TCU art student profits from his paintings


    Painting is not just a hobby for sophomore business and art double major Barry Carter. It is something he hopes to make a living with after college.

    At age two, Carter began painting and has not stopped since. He is most passionate about painting Western art, which has won him numerous awards.

    “I mean I grew up in a very rural area, a very small town, and so it [Western art] has just always been around me,” Carter said. “I really enjoy painting the textures on the cow’s fur, and I really enjoy painting the wrinkles on an old cowboy’s face or painting the feathers in a Native American’s headdress.”

    Carter looks up to artists like Dalhart Windberg, a landscape artist who produces Western art as well.

    “I painted with him and a couple of other good painters, and he has taught me a lot,” Carter said. “He has taught me new techniques I never learned before.”

    With improvements to his painting technique and enthusiasm for Western art, Carter began entering numerous art contests.
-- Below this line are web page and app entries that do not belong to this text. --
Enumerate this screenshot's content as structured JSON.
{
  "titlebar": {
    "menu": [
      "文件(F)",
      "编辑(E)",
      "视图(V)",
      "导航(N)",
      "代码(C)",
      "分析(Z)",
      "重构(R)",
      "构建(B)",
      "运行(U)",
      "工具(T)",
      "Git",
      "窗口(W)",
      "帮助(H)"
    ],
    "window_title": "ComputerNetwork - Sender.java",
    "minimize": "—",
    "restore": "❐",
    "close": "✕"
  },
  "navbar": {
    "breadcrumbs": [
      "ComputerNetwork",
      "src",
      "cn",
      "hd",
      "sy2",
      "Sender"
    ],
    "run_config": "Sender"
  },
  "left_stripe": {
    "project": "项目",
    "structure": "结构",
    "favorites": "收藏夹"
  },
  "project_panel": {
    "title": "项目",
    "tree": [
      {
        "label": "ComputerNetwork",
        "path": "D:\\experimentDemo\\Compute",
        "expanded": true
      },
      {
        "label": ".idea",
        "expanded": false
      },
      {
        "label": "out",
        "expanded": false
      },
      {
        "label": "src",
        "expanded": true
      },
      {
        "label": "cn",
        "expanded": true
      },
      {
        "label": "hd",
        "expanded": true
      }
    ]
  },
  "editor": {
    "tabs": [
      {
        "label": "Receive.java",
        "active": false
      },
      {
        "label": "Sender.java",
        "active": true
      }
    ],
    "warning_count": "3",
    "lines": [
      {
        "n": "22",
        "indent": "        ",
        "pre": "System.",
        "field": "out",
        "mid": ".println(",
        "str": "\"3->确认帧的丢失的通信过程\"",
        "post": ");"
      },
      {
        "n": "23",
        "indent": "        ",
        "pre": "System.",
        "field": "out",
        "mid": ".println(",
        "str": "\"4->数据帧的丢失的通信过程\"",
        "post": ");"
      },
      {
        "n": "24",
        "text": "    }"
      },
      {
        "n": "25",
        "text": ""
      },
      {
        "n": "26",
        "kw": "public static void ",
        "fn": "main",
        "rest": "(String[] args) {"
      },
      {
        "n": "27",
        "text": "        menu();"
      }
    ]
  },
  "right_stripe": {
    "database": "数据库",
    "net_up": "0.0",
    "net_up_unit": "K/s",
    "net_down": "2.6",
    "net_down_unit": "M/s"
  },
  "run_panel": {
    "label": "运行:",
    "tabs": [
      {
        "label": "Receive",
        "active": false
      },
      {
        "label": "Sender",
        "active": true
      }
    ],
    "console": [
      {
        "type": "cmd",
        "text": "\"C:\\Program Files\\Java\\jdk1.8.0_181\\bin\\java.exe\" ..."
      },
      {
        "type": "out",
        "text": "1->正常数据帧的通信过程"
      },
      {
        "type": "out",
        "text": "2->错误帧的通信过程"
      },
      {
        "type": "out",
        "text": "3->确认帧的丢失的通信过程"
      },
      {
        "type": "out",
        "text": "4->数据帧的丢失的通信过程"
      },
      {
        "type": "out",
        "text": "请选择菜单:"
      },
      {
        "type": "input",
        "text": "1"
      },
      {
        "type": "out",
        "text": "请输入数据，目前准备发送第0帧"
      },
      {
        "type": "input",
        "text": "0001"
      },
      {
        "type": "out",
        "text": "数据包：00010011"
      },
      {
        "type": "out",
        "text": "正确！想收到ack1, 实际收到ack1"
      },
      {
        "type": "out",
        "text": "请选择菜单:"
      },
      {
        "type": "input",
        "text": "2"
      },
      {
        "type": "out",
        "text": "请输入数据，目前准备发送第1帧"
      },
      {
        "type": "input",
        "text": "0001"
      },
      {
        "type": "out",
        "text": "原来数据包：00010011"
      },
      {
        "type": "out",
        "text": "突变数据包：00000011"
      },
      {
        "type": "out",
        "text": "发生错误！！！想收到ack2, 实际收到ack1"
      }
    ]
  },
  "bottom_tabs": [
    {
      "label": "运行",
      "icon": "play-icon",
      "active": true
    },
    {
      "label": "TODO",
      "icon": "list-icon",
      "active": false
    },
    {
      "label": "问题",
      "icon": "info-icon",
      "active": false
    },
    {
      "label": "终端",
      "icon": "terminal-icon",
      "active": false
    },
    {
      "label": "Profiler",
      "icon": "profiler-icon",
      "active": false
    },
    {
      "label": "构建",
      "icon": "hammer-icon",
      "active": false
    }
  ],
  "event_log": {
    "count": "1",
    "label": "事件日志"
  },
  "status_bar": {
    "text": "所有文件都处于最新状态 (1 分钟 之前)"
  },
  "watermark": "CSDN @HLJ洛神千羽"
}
However, there is one art contest that stands out from the rest.

    Carter was the Grand Champion of the Houston Livestock Show and Rodeo in March 2012. His painting was auctioned off for $206,000 there.

    “There are about 400,000 entries from all across the state,” Carter said. “Just to be in the number one spot, first of all it’s a big honor, but it also helped me go here to TCU because it helped pay for a lot of funds from the money from the auction.”

    Adjunct Illustration professor Charles Varner, Carter’s art professor from his freshman year, was impressed and surprised by the amount of talent Carter brought to the table.

    “Very few artists achieve that in their lifetime, let alone when they’re at his age at this stage of life,” Varner said. “In fact, no other student I’ve ever had has had anything like that sort of financial success."

    Varner said he has seen students of Carter's age working on a professional level, but "they're pretty rare."